The rout of the Chinese stock market has turned into a full-blown panic, and it has officially spread beyond the mainland-traded A-shares.
The Deutsche X-trackers Harvest CSI 300 ETF (ASHR), which tracks Chinese A-shares, was down by as much as 11% this morning. But even the iShares China Large Cap ETF (FXI), which tracks Hong-Kong-listed H-shares and which has been mostly immune to the carnage in the Chinese market, was down by about 7% before noon.
It’s starting to look and feel a lot like 2008.
What’s going on here, and is this potentially one of those “blood in the streets” moments to buy when everyone else is selling?
Think back to 2008. It was scary, and there was no real way to know when we had hit bottom. Had you started tiptoeing back into the market in late 2008, you would have suffered another several months before the market finally found its bottom in March 2009.
So, I wouldn’t be in a hurry to jump into Chinese stocks just yet. But I would recommend you keep an eye on them, because I think we’re getting fairly close to a low-risk buying opportunity.
Let’s dig into the details.
What’s Happening With Chinese Stocks?
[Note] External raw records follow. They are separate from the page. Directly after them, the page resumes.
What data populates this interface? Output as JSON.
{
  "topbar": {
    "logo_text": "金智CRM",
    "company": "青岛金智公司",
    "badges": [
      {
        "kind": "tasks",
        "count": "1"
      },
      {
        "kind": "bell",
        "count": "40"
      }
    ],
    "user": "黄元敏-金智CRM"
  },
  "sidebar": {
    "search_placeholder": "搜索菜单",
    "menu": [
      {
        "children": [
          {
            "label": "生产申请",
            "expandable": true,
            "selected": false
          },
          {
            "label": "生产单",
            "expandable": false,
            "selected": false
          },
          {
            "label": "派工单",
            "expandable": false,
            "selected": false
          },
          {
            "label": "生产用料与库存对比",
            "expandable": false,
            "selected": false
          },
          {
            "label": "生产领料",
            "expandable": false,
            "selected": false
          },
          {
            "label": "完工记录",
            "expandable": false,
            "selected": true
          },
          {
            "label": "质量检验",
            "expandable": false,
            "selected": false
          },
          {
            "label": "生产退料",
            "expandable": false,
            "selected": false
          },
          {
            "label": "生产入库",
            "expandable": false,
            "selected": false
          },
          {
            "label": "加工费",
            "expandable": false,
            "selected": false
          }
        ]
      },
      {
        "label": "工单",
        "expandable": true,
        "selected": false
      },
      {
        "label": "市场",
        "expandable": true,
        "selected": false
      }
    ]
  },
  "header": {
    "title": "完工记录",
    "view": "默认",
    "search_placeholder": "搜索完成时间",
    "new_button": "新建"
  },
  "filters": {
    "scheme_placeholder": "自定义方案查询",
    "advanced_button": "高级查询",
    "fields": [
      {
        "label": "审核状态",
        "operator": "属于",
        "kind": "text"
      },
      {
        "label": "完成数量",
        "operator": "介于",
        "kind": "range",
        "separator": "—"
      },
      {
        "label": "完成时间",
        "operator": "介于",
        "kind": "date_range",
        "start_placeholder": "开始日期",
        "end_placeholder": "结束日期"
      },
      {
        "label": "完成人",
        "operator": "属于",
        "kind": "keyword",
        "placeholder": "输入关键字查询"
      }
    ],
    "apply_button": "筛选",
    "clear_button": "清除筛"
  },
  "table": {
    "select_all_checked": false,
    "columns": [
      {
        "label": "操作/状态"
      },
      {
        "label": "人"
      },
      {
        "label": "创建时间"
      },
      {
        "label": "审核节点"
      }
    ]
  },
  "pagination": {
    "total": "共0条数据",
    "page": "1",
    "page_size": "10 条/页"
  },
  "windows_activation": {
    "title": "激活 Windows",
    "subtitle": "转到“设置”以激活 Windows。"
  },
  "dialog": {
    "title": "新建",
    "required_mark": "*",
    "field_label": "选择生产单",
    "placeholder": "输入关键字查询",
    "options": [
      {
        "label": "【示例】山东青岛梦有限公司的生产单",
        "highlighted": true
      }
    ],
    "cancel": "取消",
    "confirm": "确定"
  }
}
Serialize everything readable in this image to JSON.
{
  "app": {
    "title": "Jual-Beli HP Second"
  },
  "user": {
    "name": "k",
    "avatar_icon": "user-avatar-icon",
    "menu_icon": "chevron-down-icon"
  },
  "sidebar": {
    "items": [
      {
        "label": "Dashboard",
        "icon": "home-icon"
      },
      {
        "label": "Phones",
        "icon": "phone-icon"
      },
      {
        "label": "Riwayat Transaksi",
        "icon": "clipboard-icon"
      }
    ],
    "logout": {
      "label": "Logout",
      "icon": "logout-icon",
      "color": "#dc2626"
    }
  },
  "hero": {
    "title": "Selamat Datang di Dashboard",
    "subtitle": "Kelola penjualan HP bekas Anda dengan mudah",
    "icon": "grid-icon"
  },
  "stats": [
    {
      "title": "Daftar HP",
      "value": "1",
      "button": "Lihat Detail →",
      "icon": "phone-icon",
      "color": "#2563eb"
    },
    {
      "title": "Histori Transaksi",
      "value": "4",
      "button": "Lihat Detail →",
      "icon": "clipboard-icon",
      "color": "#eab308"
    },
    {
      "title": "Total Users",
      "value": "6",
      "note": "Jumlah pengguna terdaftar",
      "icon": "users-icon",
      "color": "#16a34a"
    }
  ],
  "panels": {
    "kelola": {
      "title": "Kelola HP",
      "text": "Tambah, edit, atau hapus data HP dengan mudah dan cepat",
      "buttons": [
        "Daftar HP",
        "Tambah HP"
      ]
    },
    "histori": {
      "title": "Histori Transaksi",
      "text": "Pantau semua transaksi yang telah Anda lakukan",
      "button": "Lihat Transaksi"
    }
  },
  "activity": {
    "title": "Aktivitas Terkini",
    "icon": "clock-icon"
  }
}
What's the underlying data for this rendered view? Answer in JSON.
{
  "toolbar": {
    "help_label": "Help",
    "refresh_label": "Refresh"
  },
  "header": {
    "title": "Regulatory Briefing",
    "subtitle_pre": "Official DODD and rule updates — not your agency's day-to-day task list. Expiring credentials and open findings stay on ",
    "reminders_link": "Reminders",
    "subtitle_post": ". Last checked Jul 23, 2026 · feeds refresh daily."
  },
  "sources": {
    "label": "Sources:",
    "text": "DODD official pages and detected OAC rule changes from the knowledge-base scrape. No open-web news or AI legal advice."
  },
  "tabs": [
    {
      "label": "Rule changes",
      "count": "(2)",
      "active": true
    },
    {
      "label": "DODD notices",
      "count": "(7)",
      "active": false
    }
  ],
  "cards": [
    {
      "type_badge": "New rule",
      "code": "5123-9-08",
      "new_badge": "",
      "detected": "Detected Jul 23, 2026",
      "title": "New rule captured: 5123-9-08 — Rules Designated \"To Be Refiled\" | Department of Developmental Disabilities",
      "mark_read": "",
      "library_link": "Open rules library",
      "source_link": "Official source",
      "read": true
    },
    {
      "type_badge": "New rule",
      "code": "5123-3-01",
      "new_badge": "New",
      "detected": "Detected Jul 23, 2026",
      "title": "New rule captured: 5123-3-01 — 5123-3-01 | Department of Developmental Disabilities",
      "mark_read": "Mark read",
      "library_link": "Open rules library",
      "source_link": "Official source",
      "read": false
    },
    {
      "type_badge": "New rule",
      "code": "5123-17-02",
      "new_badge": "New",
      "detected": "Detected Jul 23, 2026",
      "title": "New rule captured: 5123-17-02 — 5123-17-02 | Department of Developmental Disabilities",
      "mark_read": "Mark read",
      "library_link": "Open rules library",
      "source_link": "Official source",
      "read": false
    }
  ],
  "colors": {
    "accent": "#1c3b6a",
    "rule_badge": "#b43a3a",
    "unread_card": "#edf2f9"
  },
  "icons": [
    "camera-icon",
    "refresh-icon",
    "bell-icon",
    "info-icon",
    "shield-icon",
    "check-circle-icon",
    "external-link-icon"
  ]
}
In a nutshell, you have a lot of leveraged traders liquidating their margined positions, which in turn drives prices lower and prompts more margin calls. It’s a classic case of selling begetting selling. Officially, about 9% of the market cap of freely-traded A-shares were held on margin, but the real number, allowing for dodgy shadow financing, is believed to be double or triple that amount.
What Is the Chinese Government Doing About It?
China’s leaders do not want to deal with the fallout of a major market crash. Growth is slowing, and the old Chinese model of making things cheaply and selling them to the West pretty well died with the 2008 crisis.
China’s plans to shift to a more consumer-oriented economy depend on healthy Chinese consumers and a sound banking system, both of which would be at major risk in a major bear market in Chinese stocks.
China has an unspoken pact with its people: The government delivers economic growth, and in exchange the people agree not to agitate for democracy. If things get bad enough, it could mean the end of the Chinese political system as we know it.
So, the Chinese government is pulling out all the stops. New IPOs have been suspended. Brokerage houses have been prodded into buying and holding over $19 billion in stock. Margin rules have been relaxed. And there is even talk of massive direct investment in Chinese stocks by the government via the state social security fund.
Why Isn’t It Working?
Frankly, these moves reek of desperation, and investors smell fear. And if you’re a leveraged holder of Chinese stocks, you’re no longer feeling greedy; you’re feeling fearful, and you’re going to take any opportunity you see to sell. China’s leaders couldn’t stop the slow leak out of the property market, and it’s unlikely that they will be able to halt a market panic.
So, with all of this said, should you consider an investment in FXI or ASHR?
Calling a bottom in a plunging market is impossible. No one — anywhere at any point in history – has ever been able to accurately call an exact bottom. Not here, not in China, not on planet Kronos — the home world of the Klingons from Star Trek.
But if Chinese stocks are cheap enough, might it be worthwhile to buy them now and wait it out?
Well, maybe. But let’s look at recent history as a guide. FXI peaked in late 2007 and then proceeded to drop 74% before finally bottoming out. ASHR wasn’t trading then, but its underlying index fell by a comparable amount. So, losses we’ve seen thus far in ASHR and FXI are pretty mild by the standards of a Chinese bear market.
Looking longer-term, there is a lot to like about Chinese stocks. Once China eventually meets MSCI’s standards, hundreds of billions of dollars in foreign capital will be sloshing into the Chinese stock market. And China, even with a potential “hard landing,” is still one of the fastest-growing economies in the world.
Chinese stocks will probably rally by hundreds of percent in the years ahead. But if you get in today, you run the risk of taking a lot of pain in the meantime. My advice is to be patient and wait for a lower-risk entry point.
Charles Lewis Sizemore, CFA, is chief investment officer of the investment firm Sizemore Capital Management and the author of the Sizemore Insights blog. As of this writing, he did not hold a position in any of the aforementioned securities.